▶ **TASK OBJECTIVE**
Look through the records, and whenever a line includes the word "this", copy it.

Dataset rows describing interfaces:
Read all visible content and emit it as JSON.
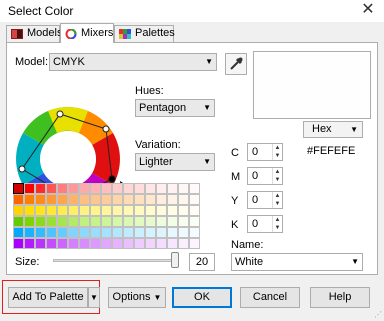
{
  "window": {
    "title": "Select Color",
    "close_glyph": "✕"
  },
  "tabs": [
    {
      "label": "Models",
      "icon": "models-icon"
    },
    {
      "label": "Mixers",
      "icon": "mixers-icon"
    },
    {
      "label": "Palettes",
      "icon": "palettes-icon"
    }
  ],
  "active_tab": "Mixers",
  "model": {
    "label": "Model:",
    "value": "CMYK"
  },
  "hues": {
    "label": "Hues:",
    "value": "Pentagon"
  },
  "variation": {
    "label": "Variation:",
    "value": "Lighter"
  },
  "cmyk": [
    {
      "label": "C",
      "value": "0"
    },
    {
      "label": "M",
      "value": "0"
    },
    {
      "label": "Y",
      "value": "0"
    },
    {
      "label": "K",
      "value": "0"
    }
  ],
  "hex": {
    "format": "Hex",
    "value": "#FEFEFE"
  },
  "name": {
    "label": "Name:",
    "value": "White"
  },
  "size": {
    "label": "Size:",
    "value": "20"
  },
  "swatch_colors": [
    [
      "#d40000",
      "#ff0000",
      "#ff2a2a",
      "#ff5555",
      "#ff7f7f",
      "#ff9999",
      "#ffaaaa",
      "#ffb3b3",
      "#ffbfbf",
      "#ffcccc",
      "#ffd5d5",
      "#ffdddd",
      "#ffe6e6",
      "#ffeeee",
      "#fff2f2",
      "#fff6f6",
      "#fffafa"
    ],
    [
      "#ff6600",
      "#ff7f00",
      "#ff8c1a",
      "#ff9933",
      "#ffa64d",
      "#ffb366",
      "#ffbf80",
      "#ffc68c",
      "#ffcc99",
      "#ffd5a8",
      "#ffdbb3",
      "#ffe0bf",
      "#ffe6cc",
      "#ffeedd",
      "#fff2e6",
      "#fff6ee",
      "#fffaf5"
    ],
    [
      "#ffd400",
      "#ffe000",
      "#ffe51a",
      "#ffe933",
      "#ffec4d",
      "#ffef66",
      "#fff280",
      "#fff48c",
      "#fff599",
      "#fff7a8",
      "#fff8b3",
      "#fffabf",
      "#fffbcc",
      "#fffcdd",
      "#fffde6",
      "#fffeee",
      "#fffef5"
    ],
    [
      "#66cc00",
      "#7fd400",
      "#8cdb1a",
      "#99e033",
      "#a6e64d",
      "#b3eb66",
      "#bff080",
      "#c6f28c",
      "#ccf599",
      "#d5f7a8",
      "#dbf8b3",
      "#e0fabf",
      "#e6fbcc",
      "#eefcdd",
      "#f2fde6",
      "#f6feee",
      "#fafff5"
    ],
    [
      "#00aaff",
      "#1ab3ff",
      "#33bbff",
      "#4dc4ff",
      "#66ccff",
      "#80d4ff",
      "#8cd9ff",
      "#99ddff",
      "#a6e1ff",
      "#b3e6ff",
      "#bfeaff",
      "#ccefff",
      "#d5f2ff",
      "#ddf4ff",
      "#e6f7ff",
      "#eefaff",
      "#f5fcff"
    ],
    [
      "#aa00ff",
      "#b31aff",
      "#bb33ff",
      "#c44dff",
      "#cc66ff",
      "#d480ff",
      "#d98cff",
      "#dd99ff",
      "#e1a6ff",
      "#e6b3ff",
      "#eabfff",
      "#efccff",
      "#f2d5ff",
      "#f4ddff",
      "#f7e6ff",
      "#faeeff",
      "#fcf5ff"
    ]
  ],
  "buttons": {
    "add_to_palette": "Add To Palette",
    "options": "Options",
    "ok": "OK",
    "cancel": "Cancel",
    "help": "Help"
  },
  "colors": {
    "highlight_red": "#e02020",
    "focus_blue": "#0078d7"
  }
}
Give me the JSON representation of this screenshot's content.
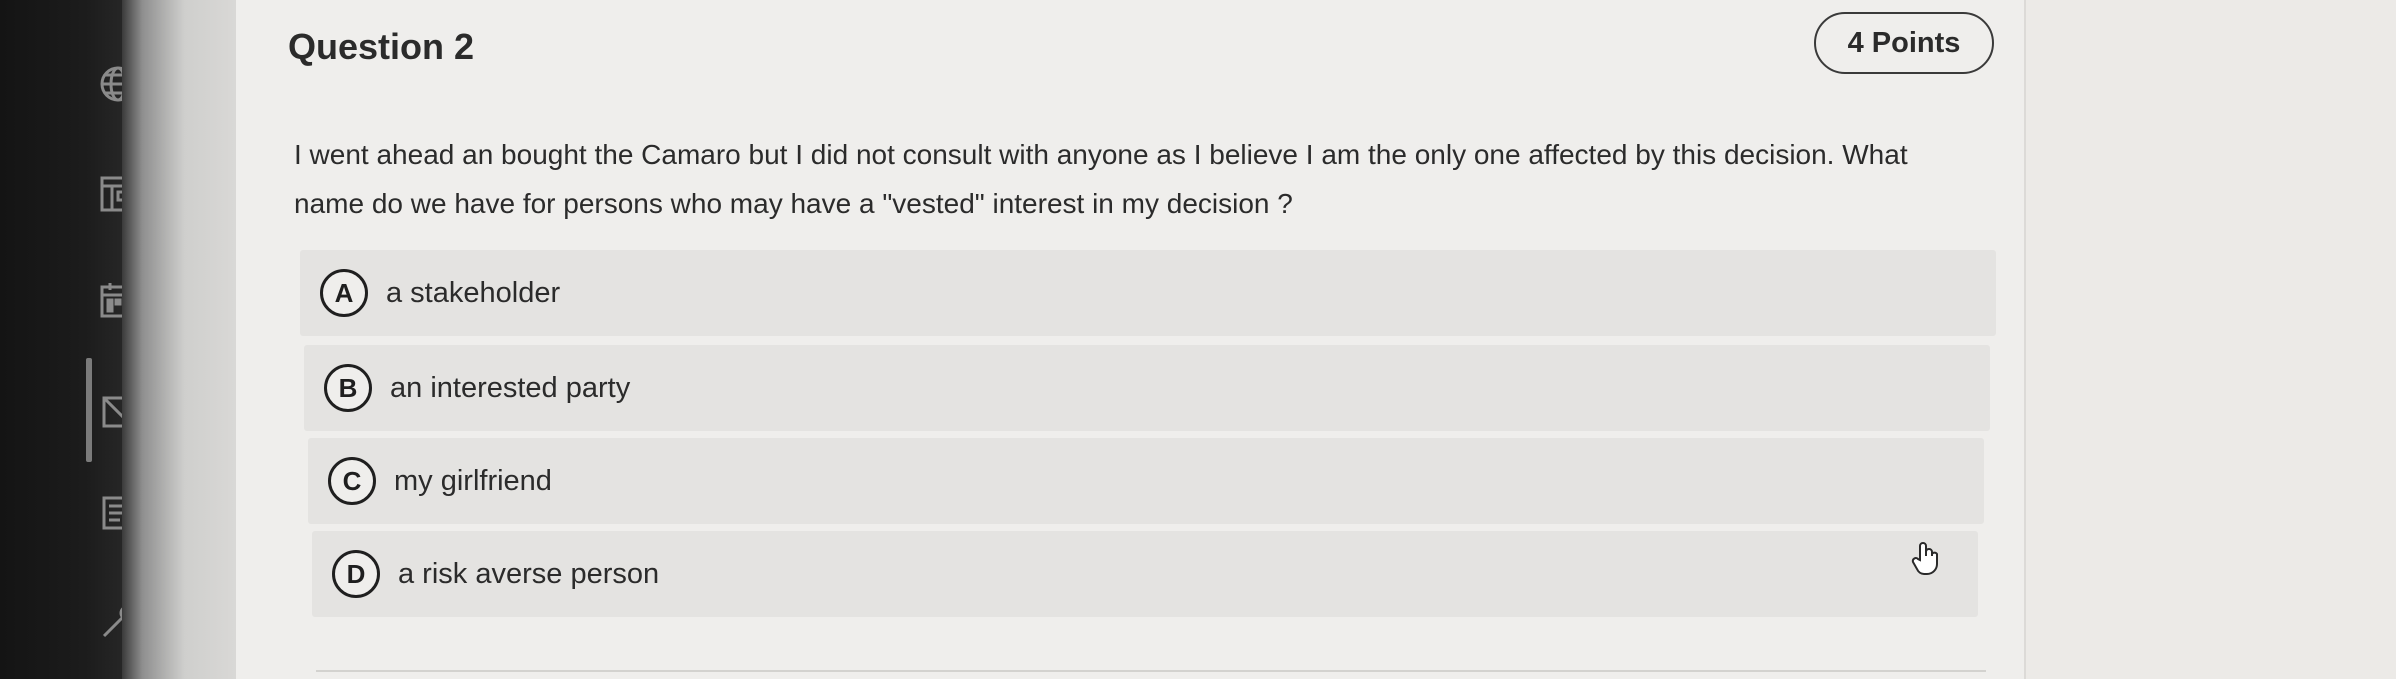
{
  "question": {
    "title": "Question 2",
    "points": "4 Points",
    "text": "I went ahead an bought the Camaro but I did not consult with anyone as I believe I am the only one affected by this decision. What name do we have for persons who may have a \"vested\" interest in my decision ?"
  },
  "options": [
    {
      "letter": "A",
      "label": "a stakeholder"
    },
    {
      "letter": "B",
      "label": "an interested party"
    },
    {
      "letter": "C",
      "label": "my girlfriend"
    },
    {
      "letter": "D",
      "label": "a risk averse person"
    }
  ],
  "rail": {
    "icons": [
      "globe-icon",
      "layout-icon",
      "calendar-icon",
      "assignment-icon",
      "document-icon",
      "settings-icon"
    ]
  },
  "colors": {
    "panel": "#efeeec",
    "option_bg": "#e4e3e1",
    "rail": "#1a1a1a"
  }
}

▶ **ANSWER SECTION**
Give me the JSON representation of this screenshot's content.
    "text": "I went ahead an bought the Camaro but I did not consult with anyone as I believe I am the only one affected by this decision. What name do we have for persons who may have a \"vested\" interest in my decision ?"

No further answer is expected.